The failure of the America Invents Act of 2011 to deter troll activity has led to calls for further legislation to combat frivolous lawsuits, and the introduction to Congress late last year of the Innovation Act.
Kevin Meek of Baker Botts says that in 2013 “the problem of trolls changed from an economic and judicial reality into a front page story”, drawing legislators into an issue far more complicated than they realised.
He explains: “How do you define a non-practicing entity, and what do you do if you have one? And are the new rules going to apply to both sides of the docket?” Meek, who leads the firm’s IP department in Austin, Texas, has reservations about the rush to legislate.
“It really is a zero sum game. If you make it more difficult to enforce a patent, you lessen its value,” he says. “People who hold legitimate patents, who are actually protecting legitimate markets, will also be taxed.”
Legislating for trolls
The Innovation Act’s main proposal requires a seismic shift in the US approach to litigation: requiring the loser to pay legal fees. Meek doubts whether there is an appetite for such a volte face.
“It’s a wholesale societal change, and a completely different philosophy [to the current approach]. You’re making your courts much more difficult to get into.” He believes businesses and lawyers alike will baulk at the prospect.
Gunther, on the other hand, says an introduction of a ‘loser pays’ rule “has the potential for actually changing the dynamic”. He accepts that it will face serious opposition in the Senate, however, saying “it’s [seen as] a very unusual type of provision” in the US.
Still, Gunther believes it would embolden defendants to resist settling. “There is a good chance that it is going to be enacted into law,” he says. Meek remains less sanguine about passing an effective piece of legislation to deal with the patent troll question.
“I don’t know what will survive,” he says. “I know that Congress is desperate to get something done, and I know that as usual they spoke before they knew what they were talking about, which the Presidency did, too. It’s classic Washington, DC.”
Gunther has more faith, given that there is currently no other high-profile legislation on the table to distract legislators. “Right now it feels like the whole thing is on a fast track,” he says. “Within the next year, we’re going to see some additional reforms enacted into law.”
Legislation aside, both men expect a similarly heavy workload in 2014. “The basic non-practicing entity marketplace hasn’t changed; it’s still cruising along,” says Meek. For his part, Gunther noted an increase last year in decisions favouring defendants in East Texas, as well as a shift towards Delaware as the forum of choice for litigants.
He expects the latter trend to continue in 2014. “Delaware is a hard court in which to get summary judgment for the defence, so the likelihood of a trial is fairly high,” he says. “More people are opting for Delaware as they see that results are getting a little less predictable in East Texas.”
He adds: “I think 2014 is going to be a ‘business as usual’ year.

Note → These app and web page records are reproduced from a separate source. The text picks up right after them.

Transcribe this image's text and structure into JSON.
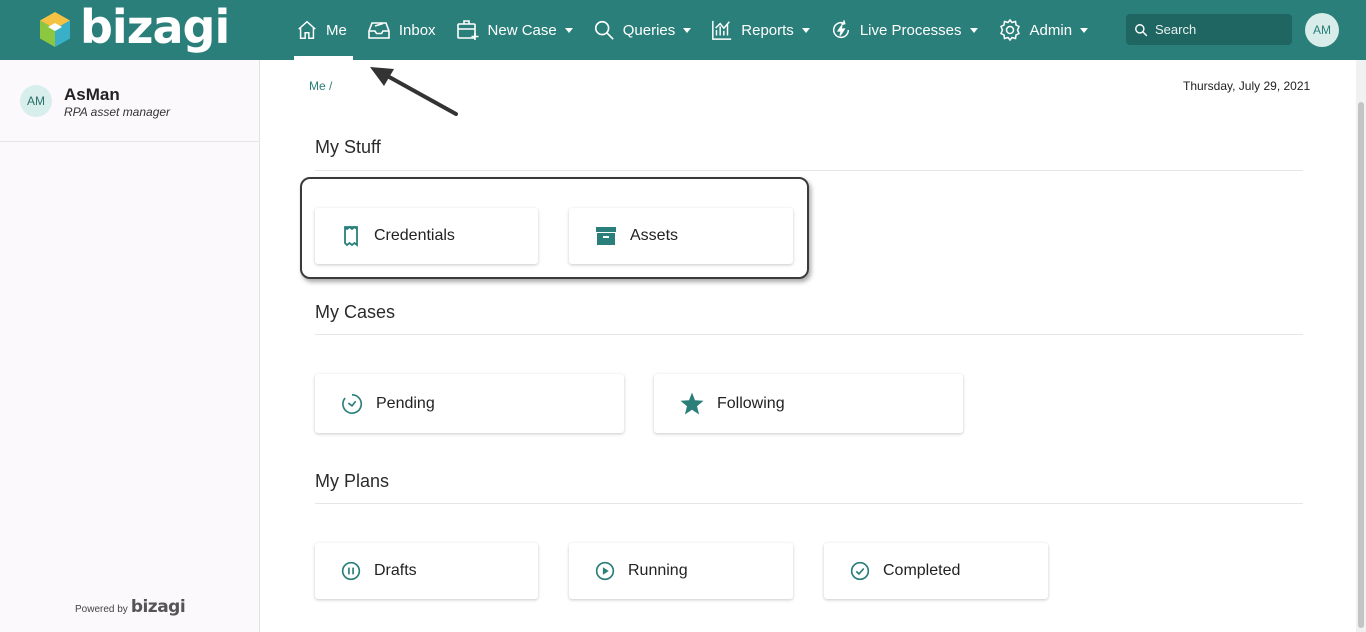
{
  "brand": {
    "name": "bizagi"
  },
  "nav": {
    "items": [
      {
        "label": "Me",
        "icon": "home-icon",
        "active": true
      },
      {
        "label": "Inbox",
        "icon": "inbox-icon"
      },
      {
        "label": "New Case",
        "icon": "new-case-icon",
        "dropdown": true
      },
      {
        "label": "Queries",
        "icon": "search-icon",
        "dropdown": true
      },
      {
        "label": "Reports",
        "icon": "reports-icon",
        "dropdown": true
      },
      {
        "label": "Live Processes",
        "icon": "live-processes-icon",
        "dropdown": true
      },
      {
        "label": "Admin",
        "icon": "gear-icon",
        "dropdown": true
      }
    ]
  },
  "search": {
    "placeholder": "Search"
  },
  "user": {
    "initials": "AM",
    "name": "AsMan",
    "role": "RPA asset manager"
  },
  "sidebar": {
    "powered_prefix": "Powered by",
    "powered_brand": "bizagi"
  },
  "main": {
    "breadcrumb": "Me /",
    "date": "Thursday, July 29, 2021",
    "sections": {
      "my_stuff": {
        "title": "My Stuff",
        "tiles": [
          {
            "label": "Credentials",
            "icon": "credentials-icon"
          },
          {
            "label": "Assets",
            "icon": "archive-icon"
          }
        ]
      },
      "my_cases": {
        "title": "My Cases",
        "tiles": [
          {
            "label": "Pending",
            "icon": "timer-icon"
          },
          {
            "label": "Following",
            "icon": "star-icon"
          }
        ]
      },
      "my_plans": {
        "title": "My Plans",
        "tiles": [
          {
            "label": "Drafts",
            "icon": "pause-circle-icon"
          },
          {
            "label": "Running",
            "icon": "play-circle-icon"
          },
          {
            "label": "Completed",
            "icon": "check-circle-icon"
          }
        ]
      }
    }
  },
  "colors": {
    "primary": "#2a7f7a",
    "search_bg": "#1f6662",
    "sidebar_bg": "#fbf9fc"
  }
}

But if I’m right, something is going to get enacted into law sometime in the latter part of next year, meaning 2015 could be a little different for us.”